Writing During a Pandemic
Writing can be lonely even in ordinary times, so it’s important to find Community and Support.
Find a Writing Buddy
This can be as simple as finding a writing buddy and setting aside a time when you are both going to write. You can do this in person with someone in your household or pod, or you can write together while connected electronically by video or phone. You don’t even have to be in the same place, same time zone or electronically tethered. What you do need is a buddy and a commitment. A little bit of accountability can connect and support you as you dive into your words.
Form a Writing Pod
You can create or find group with writing friends or colleagues: Set a time to meet via a conferencing app, then check-in, set a timer, write, and check out. I’ve been lucky to join a group in San Francisco. The group started with weekly three-hour in-person sessions with snacks. Since the pandemic, the group meets twice a week on-line, which is how I’m able to write with this extraordinary group.
We have a few minutes of chitchat before we each say what we’re going to work on. Then we write for seventy-five minutes, take a fifteen minute break, and repeat. We all turn off our microphones while we’re writing, but remain connected by the vibes of community and support.
I’ve told some of my students about this model for writing in community and support, and they’ve started what they call “Writing Club,” when they get together electronically and write.
A Lifetime of Writing With Others
I’ve been writing with community and support since I was a new mother. I had three children, two jobs and no time, putting me at risk for losing my voice and sense of self. Thankfully, I found a group of mostly older women who met weekly for automatic journal writing. Whoever hosted the meeting provided hot water, herbal tea and prompts. We’d write for ten minutes, read our new work and do it again. It was during these sessions that I wrote my first editorial columns that appeared in the local newspaper.
Next, I enrolled in a writing workshop based on the Amherst Writers and Artists Method. This workshop required both a ten-week commitment and a hefty fee. I started a novel, writing scenes at these workshops; in time, the community and support sustained me write during the week. When I finished that novel, I started another, which was published.
Circles of Community and Support
I’ve also been teaching writing since 1980, first to college freshmen, and then gifted children, elders and inmates. In 2016, I taught a grant-funded memoir class at my local library. When it ended, I started a writing circle for people who live in my rural community, a place where people come when they can and pay what they can afford.
In the Rosefire Writing Circle, I create a safe space and provide prompts for timed writing exercises designed to prime the creative pump. Participants focus and fly, letting loose the unknown in the wonder of words. We immediately read this new work, bearing witness to the strange and wonderful stories that emerge using a positive response practice that engenders a synergy, where participants invariably write more, write better, and write with greater confidence.

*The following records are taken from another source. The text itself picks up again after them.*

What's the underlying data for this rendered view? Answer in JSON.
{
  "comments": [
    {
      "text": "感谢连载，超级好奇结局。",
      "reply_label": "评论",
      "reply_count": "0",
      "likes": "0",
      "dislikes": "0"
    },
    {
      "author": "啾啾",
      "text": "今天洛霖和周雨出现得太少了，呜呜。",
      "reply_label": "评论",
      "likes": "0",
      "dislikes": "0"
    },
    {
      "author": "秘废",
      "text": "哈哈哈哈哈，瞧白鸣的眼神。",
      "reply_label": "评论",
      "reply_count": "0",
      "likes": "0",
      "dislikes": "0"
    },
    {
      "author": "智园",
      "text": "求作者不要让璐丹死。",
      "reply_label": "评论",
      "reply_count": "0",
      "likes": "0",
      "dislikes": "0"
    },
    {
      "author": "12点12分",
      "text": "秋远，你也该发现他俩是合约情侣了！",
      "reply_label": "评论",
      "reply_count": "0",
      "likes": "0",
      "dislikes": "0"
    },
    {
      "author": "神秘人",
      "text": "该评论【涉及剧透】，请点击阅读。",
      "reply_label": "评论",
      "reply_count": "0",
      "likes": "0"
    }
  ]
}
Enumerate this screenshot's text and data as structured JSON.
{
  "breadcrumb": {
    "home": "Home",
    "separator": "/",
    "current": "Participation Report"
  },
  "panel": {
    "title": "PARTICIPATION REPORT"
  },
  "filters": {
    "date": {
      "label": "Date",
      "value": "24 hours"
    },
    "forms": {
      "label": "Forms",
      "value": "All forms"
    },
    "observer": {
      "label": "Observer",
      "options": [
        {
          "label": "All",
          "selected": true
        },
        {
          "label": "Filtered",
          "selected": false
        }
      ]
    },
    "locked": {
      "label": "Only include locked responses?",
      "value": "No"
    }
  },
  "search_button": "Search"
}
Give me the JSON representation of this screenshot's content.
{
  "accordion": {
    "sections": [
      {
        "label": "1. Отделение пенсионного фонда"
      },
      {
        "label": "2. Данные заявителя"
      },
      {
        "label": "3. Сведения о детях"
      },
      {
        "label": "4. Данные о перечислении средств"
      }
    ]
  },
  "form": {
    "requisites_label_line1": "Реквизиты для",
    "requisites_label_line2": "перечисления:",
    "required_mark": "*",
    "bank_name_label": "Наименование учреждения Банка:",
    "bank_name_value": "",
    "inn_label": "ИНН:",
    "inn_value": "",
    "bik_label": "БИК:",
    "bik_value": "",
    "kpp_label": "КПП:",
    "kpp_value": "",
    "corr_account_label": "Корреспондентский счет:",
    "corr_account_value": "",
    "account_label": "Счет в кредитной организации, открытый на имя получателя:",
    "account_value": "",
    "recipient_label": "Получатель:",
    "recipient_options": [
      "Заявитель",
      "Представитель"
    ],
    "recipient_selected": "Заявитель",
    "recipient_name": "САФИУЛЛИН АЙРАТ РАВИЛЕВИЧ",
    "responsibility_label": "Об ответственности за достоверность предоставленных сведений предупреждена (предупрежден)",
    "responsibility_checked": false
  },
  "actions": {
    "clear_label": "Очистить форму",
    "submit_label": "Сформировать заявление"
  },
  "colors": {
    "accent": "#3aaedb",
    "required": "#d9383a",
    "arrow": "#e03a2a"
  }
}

You Don’t Have to Write Alone
You don’t have to write alone – at least not all the time. And it’s quite likely that you will write more and write with great joy when you write with community and support.